**What is needed**
Copy out, from the data below, each line in which the word "icon" occurs.
*** The input Section Begins ***
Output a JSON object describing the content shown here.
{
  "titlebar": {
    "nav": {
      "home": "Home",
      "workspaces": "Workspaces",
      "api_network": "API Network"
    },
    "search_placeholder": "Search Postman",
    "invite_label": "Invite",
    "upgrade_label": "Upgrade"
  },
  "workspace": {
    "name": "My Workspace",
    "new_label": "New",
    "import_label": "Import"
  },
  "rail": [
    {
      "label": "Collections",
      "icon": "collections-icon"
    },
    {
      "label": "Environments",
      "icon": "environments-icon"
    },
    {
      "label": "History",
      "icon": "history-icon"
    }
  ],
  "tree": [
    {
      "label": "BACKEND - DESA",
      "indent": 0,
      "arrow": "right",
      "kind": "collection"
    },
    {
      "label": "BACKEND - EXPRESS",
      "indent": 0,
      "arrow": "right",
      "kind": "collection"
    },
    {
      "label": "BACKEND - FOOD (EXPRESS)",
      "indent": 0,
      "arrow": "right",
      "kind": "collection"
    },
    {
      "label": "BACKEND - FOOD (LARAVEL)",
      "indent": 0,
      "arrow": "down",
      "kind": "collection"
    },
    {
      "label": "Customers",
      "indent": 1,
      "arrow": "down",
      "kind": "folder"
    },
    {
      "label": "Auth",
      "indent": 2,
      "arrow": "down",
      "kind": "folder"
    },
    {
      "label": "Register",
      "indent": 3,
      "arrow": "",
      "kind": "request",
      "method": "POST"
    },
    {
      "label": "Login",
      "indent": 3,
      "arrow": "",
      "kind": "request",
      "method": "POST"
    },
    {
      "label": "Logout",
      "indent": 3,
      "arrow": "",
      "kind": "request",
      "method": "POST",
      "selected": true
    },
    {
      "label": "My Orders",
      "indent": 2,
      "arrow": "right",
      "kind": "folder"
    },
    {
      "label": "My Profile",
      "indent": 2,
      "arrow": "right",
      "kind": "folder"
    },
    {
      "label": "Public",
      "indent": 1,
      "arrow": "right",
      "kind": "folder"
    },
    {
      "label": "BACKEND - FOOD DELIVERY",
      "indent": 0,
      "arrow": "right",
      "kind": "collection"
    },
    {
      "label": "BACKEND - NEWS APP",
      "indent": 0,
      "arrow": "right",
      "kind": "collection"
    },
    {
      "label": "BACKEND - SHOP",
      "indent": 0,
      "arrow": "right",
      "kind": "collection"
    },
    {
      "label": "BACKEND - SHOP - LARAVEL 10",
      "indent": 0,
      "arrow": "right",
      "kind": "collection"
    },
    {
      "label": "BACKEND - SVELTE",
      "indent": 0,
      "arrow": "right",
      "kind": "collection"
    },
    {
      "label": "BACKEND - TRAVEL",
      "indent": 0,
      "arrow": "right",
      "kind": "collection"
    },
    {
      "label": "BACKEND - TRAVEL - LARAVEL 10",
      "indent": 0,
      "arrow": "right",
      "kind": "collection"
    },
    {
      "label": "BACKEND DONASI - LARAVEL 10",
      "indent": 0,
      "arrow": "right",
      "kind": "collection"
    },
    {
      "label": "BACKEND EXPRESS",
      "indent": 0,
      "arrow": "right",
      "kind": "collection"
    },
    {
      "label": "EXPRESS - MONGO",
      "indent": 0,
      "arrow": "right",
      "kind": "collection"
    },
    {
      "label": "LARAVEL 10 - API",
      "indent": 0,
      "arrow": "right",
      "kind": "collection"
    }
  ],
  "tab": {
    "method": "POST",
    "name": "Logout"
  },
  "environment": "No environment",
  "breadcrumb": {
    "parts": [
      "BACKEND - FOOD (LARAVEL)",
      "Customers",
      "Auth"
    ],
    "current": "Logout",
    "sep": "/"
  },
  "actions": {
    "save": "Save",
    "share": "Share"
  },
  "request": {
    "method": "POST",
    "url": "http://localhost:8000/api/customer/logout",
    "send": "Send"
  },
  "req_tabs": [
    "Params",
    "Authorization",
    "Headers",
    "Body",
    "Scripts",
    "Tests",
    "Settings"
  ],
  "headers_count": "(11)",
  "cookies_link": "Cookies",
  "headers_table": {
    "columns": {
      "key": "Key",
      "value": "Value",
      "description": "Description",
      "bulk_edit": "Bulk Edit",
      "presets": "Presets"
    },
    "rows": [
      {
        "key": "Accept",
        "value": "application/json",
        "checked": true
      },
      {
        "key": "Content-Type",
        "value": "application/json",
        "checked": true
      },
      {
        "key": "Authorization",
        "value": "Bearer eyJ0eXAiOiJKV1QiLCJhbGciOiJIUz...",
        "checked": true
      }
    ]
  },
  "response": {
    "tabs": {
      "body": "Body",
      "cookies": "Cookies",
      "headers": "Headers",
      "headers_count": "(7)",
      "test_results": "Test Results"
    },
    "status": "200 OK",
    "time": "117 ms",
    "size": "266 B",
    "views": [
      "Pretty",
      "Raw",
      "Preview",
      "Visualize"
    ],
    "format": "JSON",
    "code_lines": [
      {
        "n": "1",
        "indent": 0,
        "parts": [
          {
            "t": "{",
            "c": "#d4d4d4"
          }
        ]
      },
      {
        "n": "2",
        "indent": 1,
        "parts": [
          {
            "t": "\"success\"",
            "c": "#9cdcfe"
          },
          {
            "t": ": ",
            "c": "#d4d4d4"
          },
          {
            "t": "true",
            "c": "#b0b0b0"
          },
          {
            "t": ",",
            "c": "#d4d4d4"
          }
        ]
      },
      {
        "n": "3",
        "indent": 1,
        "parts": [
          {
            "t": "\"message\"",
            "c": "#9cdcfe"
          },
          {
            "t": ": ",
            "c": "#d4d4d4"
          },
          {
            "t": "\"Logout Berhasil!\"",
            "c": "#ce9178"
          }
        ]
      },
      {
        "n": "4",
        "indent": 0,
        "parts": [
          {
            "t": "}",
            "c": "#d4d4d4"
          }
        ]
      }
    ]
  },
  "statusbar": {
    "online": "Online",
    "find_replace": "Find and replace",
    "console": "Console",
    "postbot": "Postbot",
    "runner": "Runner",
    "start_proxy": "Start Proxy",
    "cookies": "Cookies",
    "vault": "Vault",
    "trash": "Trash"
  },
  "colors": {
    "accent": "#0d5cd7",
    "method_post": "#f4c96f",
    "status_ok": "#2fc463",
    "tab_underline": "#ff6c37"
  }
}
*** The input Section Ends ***
**Answer space**
      "icon": "collections-icon"
      "icon": "environments-icon"
      "icon": "history-icon"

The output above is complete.